Each line below that includes the word "kind" is to be reported.

Start of Block

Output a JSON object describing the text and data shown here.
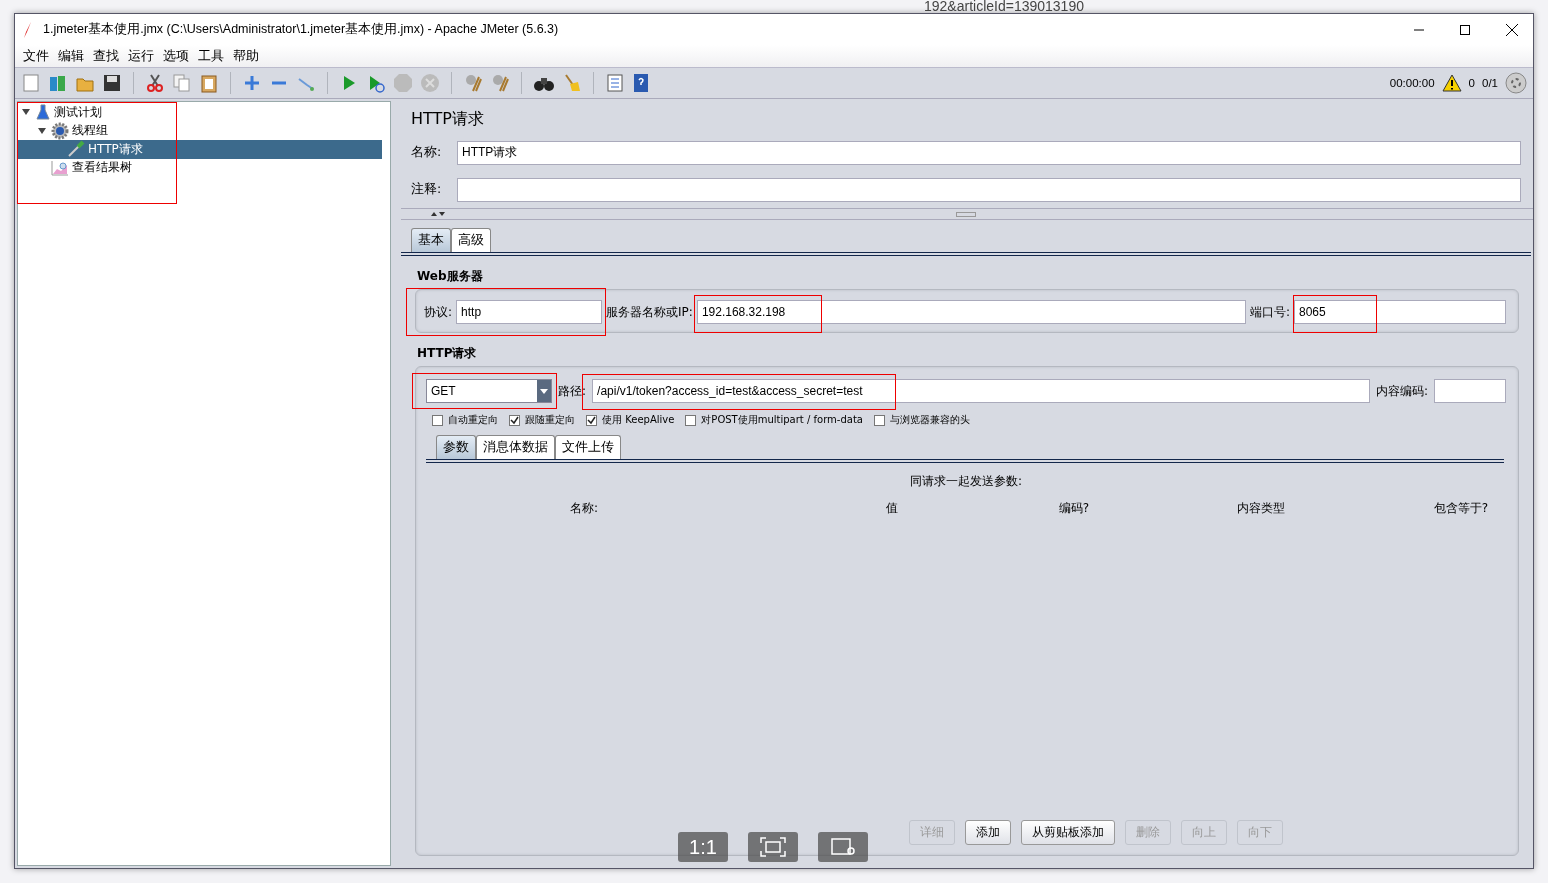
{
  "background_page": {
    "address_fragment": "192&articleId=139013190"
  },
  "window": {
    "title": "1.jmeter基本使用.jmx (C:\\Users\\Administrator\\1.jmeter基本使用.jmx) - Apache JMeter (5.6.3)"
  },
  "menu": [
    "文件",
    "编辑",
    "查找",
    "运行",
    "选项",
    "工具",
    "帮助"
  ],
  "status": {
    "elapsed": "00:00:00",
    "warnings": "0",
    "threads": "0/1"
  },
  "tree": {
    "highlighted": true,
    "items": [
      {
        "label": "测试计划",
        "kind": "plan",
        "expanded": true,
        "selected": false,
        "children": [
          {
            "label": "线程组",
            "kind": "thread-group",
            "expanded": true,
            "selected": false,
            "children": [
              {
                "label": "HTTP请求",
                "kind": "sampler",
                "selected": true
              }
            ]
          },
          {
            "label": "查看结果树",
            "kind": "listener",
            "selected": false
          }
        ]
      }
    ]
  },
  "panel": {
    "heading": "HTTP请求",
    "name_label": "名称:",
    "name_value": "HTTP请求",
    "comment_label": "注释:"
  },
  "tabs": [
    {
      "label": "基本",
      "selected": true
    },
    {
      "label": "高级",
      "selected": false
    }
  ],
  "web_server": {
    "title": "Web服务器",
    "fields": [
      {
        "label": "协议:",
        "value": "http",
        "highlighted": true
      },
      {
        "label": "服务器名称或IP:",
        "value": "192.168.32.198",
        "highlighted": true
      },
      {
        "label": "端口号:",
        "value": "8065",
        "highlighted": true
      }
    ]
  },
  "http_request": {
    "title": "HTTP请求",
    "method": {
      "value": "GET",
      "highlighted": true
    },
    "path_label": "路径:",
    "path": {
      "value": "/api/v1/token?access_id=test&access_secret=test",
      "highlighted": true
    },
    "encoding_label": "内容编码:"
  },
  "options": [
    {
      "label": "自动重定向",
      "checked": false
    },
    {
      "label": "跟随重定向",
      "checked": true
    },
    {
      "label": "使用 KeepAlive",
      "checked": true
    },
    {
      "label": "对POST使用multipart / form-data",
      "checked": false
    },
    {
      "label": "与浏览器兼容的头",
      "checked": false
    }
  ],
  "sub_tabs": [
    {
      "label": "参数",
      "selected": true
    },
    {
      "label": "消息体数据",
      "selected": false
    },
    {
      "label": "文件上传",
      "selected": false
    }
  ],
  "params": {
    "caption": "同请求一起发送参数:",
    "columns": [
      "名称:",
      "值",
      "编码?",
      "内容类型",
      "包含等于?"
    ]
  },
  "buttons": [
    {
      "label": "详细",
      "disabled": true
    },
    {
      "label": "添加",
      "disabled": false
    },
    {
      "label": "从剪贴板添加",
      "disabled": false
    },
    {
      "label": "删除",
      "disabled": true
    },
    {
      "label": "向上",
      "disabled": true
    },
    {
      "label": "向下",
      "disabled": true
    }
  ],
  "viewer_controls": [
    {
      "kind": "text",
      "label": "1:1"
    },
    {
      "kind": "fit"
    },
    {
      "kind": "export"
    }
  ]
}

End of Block

Answer:
        "kind": "plan",
            "kind": "thread-group",
                "kind": "sampler",
            "kind": "listener",
      "kind": "text",
      "kind": "fit"
      "kind": "export"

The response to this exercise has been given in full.